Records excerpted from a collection
########

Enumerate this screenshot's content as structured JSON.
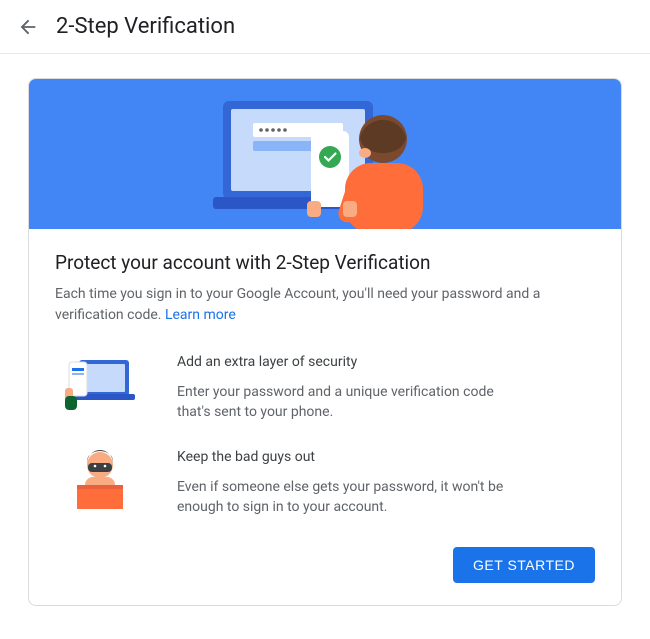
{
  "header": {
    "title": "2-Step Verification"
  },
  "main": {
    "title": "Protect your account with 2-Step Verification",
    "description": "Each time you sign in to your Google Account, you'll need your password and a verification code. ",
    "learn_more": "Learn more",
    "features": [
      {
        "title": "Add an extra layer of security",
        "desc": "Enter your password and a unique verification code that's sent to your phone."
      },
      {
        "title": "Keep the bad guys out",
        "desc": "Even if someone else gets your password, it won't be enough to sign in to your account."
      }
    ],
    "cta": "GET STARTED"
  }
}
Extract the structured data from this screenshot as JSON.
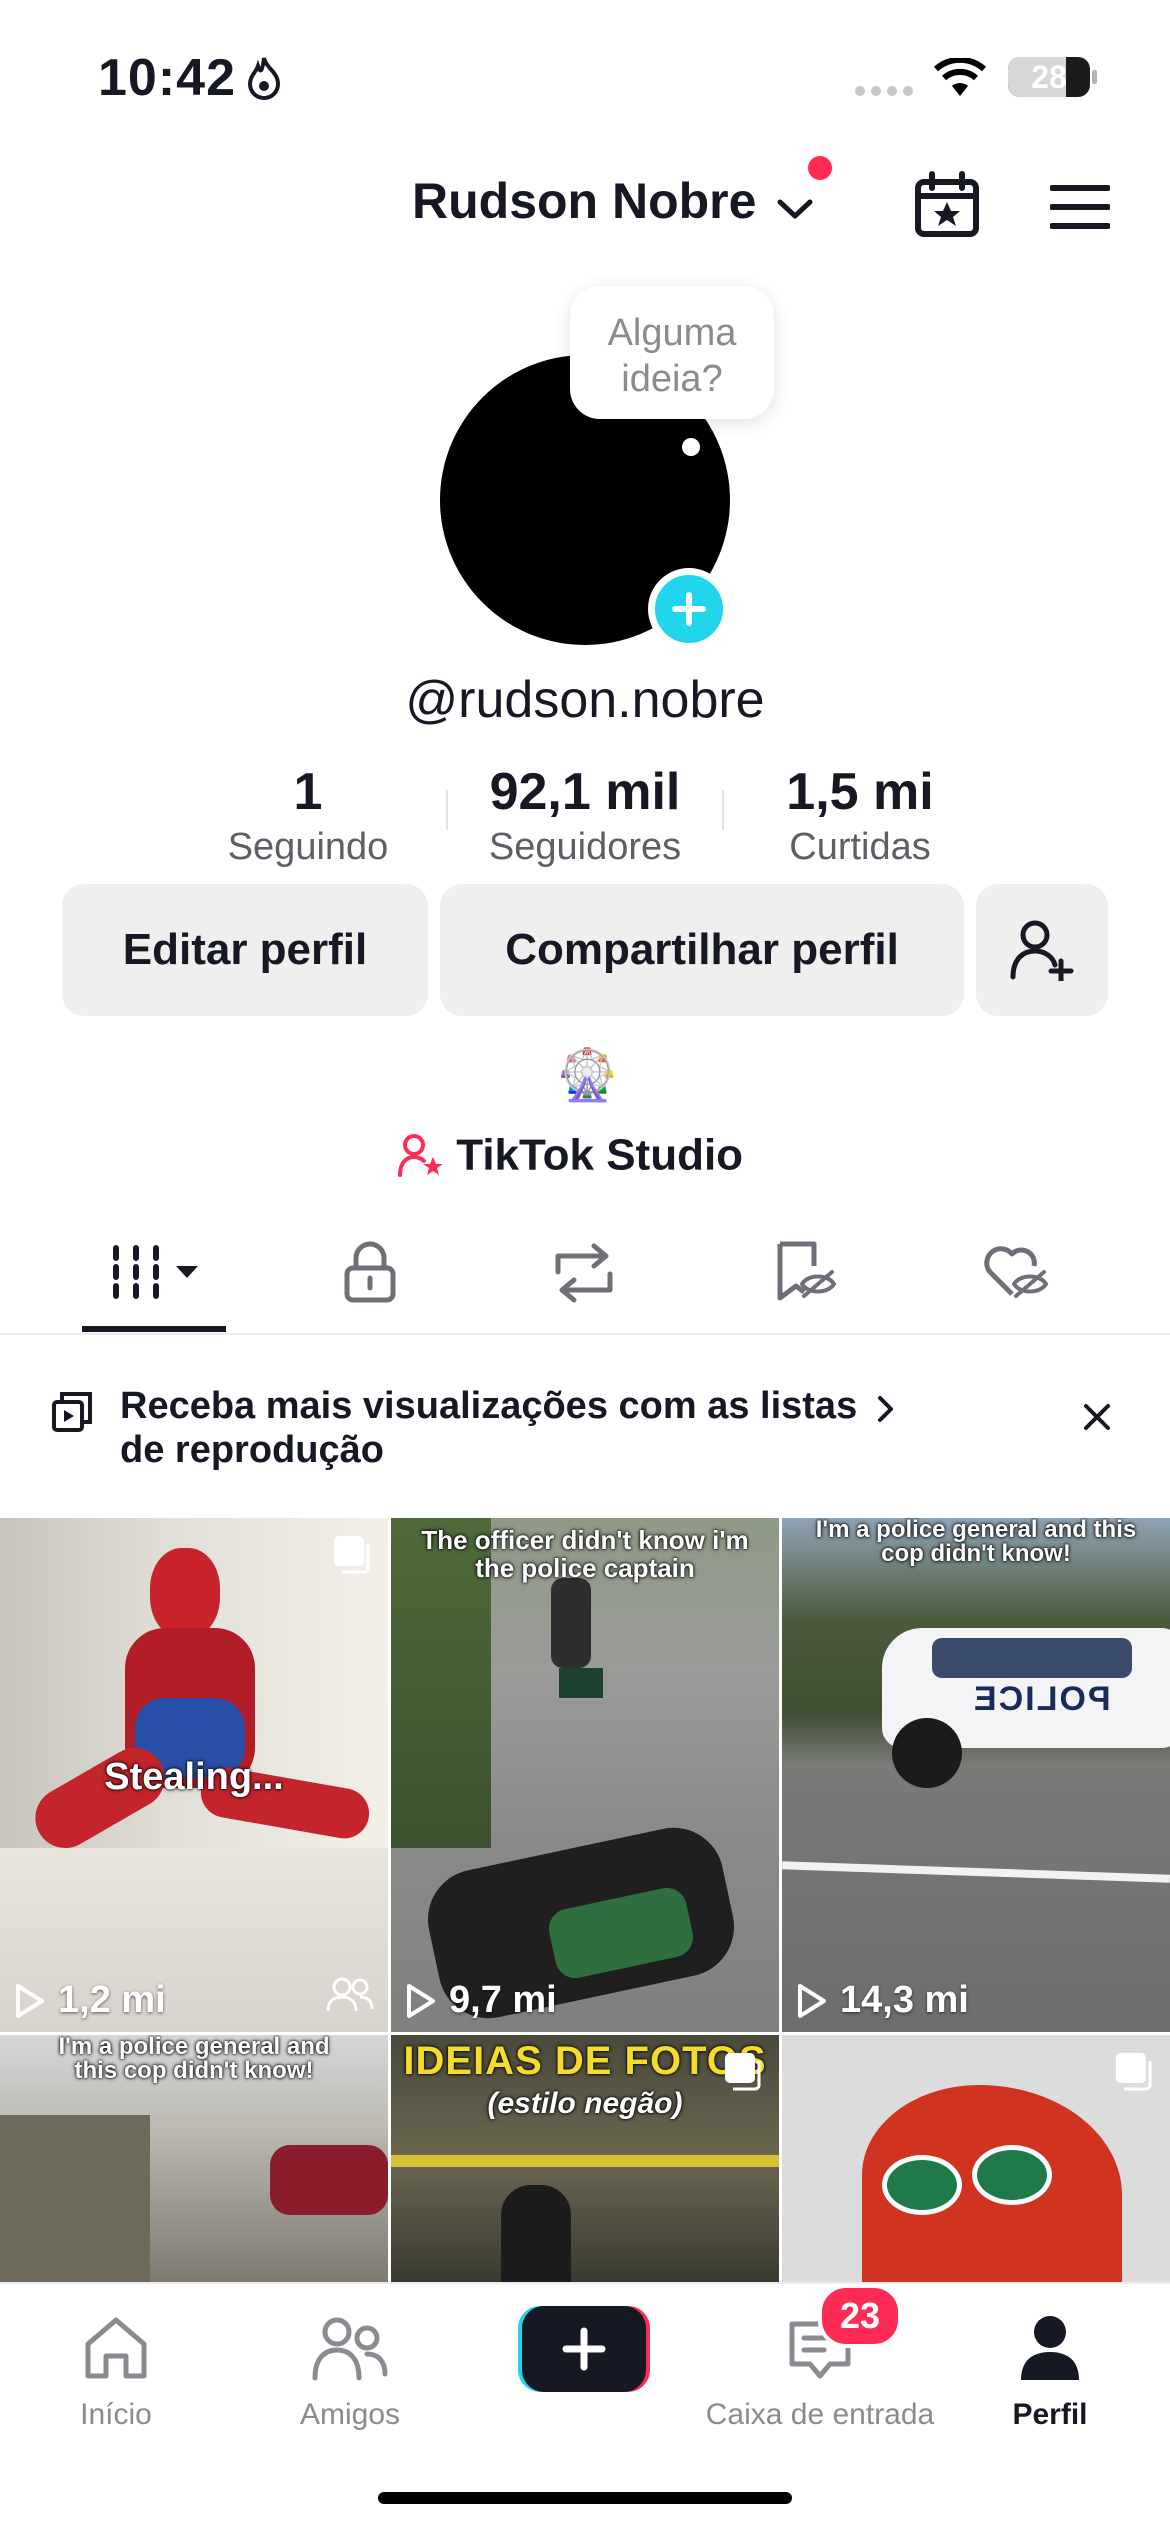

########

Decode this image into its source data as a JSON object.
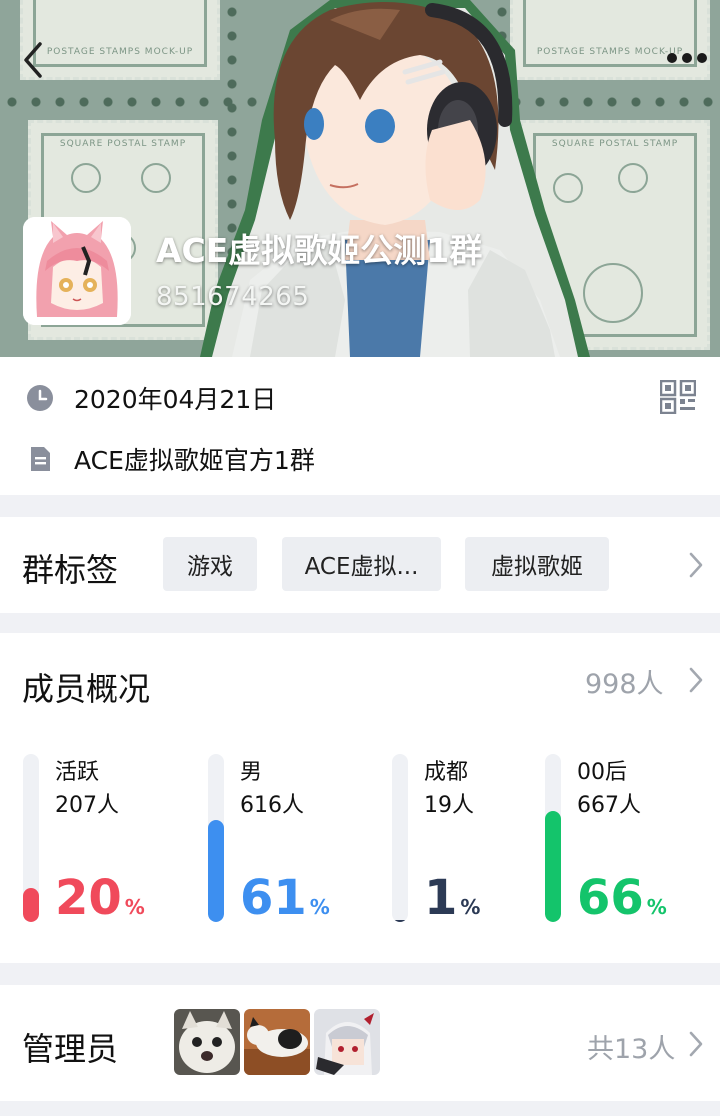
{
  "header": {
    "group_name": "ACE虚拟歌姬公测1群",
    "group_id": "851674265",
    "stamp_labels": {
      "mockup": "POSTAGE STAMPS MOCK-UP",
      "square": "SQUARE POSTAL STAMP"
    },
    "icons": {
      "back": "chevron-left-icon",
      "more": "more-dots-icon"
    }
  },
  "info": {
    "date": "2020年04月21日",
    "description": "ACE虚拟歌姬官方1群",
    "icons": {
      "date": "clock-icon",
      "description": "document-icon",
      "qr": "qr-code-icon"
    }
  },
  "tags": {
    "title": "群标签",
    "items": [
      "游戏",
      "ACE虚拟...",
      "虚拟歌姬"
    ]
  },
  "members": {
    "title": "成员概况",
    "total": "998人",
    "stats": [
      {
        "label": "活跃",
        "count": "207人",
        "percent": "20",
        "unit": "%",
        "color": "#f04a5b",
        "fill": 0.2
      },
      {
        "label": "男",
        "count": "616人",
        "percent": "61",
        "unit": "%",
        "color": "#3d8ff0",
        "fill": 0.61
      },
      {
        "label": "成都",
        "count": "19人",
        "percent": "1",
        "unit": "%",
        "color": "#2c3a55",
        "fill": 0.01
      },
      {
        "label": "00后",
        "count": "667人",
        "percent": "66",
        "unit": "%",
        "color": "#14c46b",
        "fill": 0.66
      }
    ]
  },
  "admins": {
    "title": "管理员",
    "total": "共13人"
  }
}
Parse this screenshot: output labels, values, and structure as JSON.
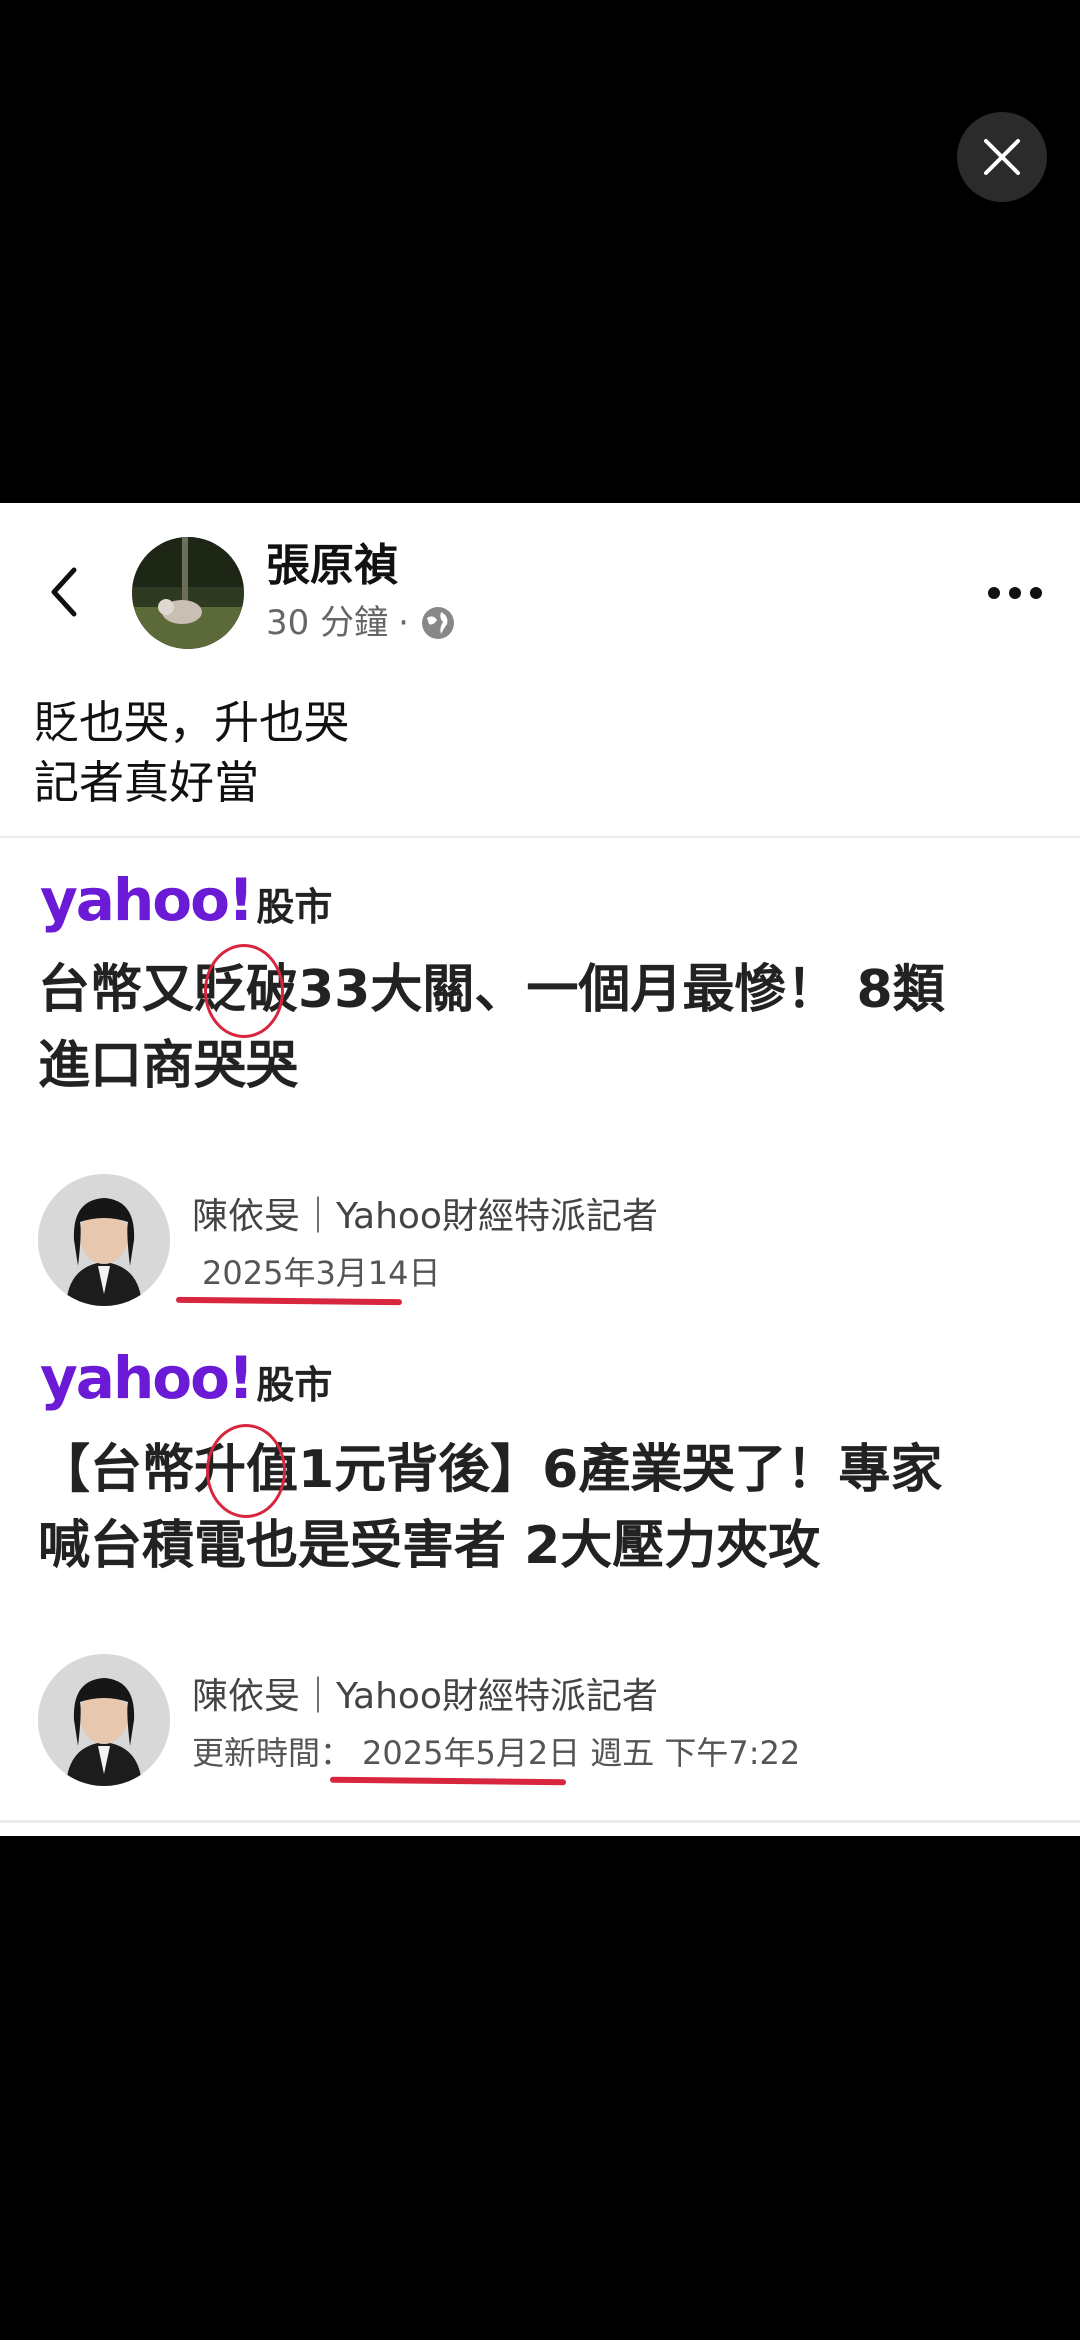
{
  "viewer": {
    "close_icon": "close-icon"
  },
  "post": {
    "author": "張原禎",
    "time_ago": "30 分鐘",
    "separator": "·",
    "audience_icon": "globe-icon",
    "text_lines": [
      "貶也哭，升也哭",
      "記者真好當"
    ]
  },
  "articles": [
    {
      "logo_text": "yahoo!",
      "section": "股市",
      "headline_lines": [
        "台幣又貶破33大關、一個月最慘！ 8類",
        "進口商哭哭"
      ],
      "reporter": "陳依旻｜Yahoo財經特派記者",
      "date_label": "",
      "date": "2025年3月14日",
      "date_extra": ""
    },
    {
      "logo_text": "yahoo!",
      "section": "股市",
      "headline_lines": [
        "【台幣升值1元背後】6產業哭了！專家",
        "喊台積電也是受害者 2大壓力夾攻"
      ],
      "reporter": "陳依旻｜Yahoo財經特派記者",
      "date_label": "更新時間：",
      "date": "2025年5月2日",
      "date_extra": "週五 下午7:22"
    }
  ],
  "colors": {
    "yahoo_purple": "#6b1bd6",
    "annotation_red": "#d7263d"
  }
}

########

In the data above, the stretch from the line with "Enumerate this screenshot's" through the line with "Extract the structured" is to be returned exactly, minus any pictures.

=== RESULT OF THE TASK ===
Enumerate this screenshot's content as structured JSON.
{
  "header": {
    "title": "2-Step Verification"
  },
  "main": {
    "title": "Protect your account with 2-Step Verification",
    "description": "Each time you sign in to your Google Account, you'll need your password and a verification code. ",
    "learn_more": "Learn more",
    "features": [
      {
        "title": "Add an extra layer of security",
        "desc": "Enter your password and a unique verification code that's sent to your phone."
      },
      {
        "title": "Keep the bad guys out",
        "desc": "Even if someone else gets your password, it won't be enough to sign in to your account."
      }
    ],
    "cta": "GET STARTED"
  }
}
Extract the structured data from this screenshot as JSON.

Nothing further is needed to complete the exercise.